— Data about app and page elements —

== Segment start ==

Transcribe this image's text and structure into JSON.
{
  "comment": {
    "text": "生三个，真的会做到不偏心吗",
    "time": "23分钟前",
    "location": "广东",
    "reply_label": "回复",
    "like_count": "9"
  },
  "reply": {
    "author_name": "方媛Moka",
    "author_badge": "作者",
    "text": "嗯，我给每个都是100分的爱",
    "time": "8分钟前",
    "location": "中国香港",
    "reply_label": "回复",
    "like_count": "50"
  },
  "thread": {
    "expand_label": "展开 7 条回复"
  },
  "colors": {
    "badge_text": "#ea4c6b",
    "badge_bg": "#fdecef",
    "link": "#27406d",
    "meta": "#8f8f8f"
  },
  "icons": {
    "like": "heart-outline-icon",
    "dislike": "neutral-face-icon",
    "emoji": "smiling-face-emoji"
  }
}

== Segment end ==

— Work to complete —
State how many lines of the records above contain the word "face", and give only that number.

— Solution to this problem —
2